The remaining four ships left Callao on 13 July, finally beginning their primary mission of charting and describing the little-known islands of the Pacific. Remaining below the equator, their first destination was the Paumotu Group (Tuamotu Archipelago, French Polynesia). On 13 August, just five days short of the one year anniversary of their Norfolk departure, they arrived at Clermont de Tonnere Island (Reao Island). The next day the squadron began surveying the island, triangulating between pairs of ships and fixed points on shore. They calculated distances by having the primary ship fire a cannon and the secondary crews noted the time between seeing the flash and hearing the sound. The following day a party went ashore to collect specimens and to try to communicate with the islanders. The latter effort failed. The islanders tried to drive the strangers off by brandishing spears and clubs and hurling stones. Finally feeling the need to show force, Wilkes sent them fleeing by having his men fire mustard seed shot at them. They later learned that hostility shown was due to the islanders having been fired on by pearl fishermen in the past.


Over the next month the ships surveyed sixteen islands. Because of his fear of the hostility of the islanders, Wilkes only occasionally allowed scientifics to go ashore, a restriction that quickly resulted in their discontent. One day Lt. Hudson of Peacock allowed the scientists on his ship to land and after their return in the evening Wilkes sent a Hudson a severe note. Afterwards such trips were more tightly controlled. Wilkes always considered the scientific mission secondary to the military mission of surveying and acquiring astronomical data.

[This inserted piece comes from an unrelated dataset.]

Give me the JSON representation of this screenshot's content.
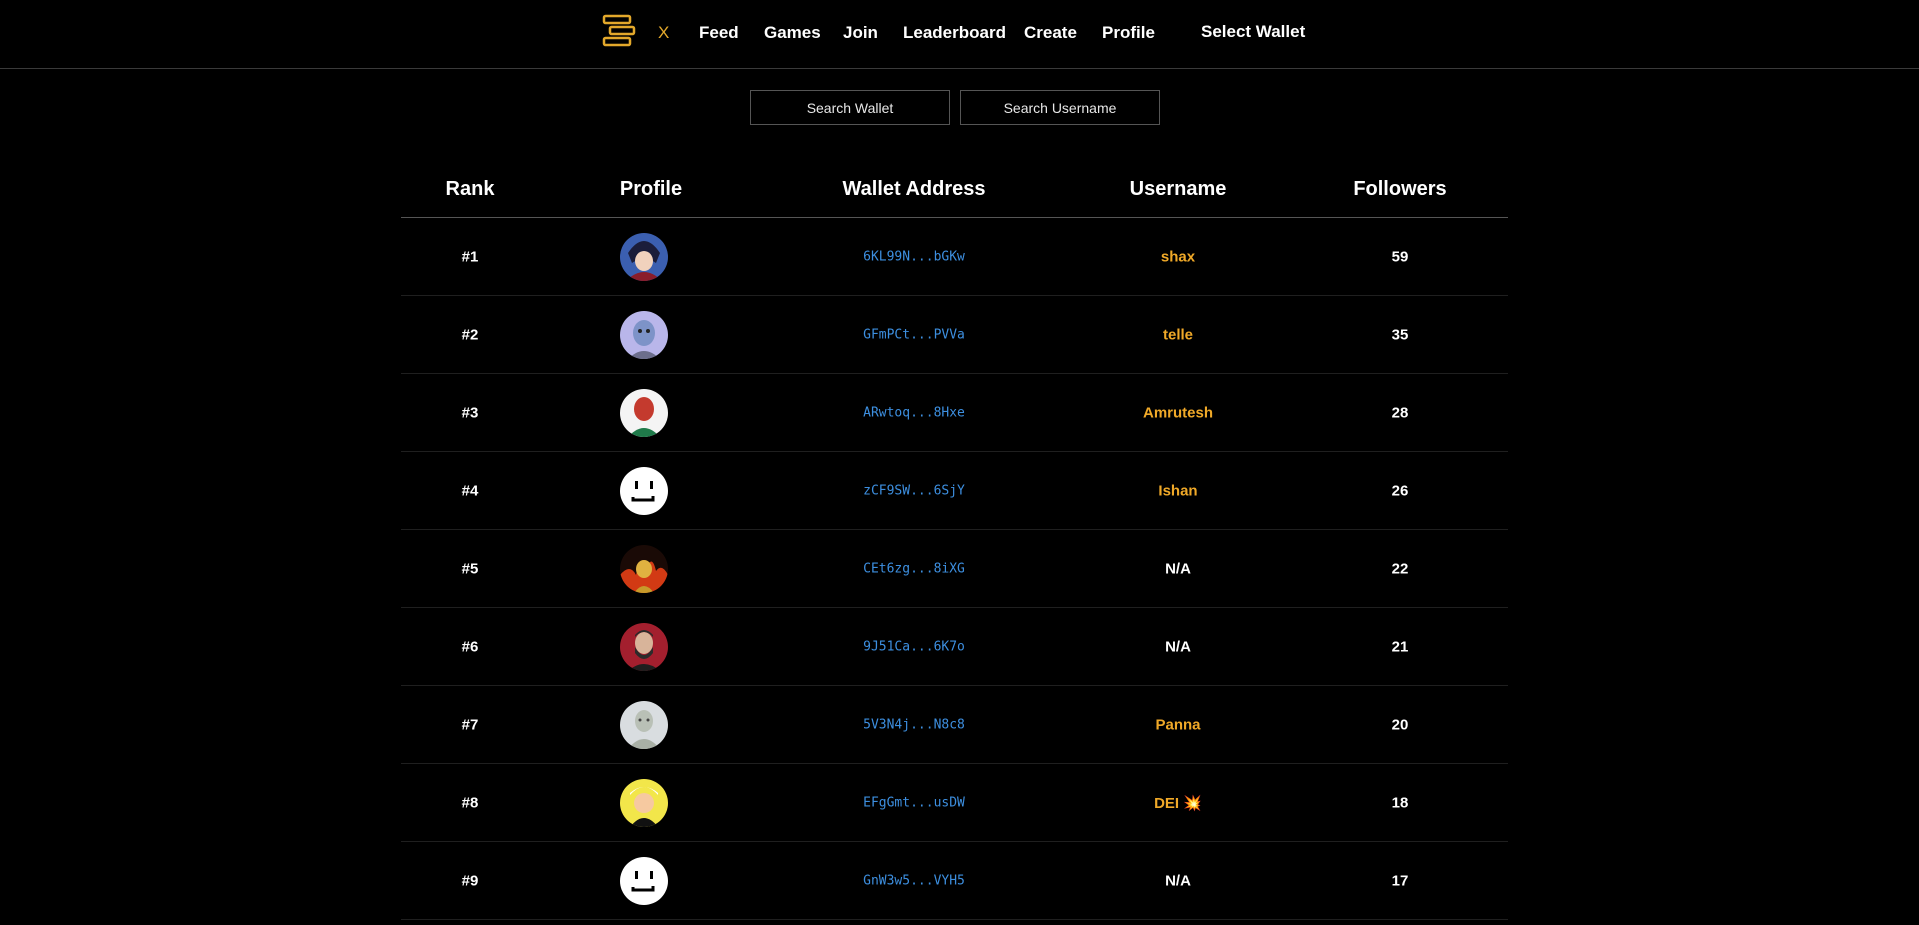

After weeks of notations in his log about islands being surveyed but few opportunities for naturalists to go ashore, Titian Ramsay Peale exclaimed in his diary in large letters, "What was a scientific corps sent for?" The next day they reached Raraka Atoll and were allowed ashore to explore it on that and the following day. There they met about 40 peaceful islanders, who had native-born missionary among them. Their chief was missing his left hand, it having been bitten off by a shark. At Honden Island (Pukapuka) Wilkes made a careful study of the structure of the coral island. He commented that such an island may seem beautiful from a distance, but landing on one revealed only sparse and stunted vegetation.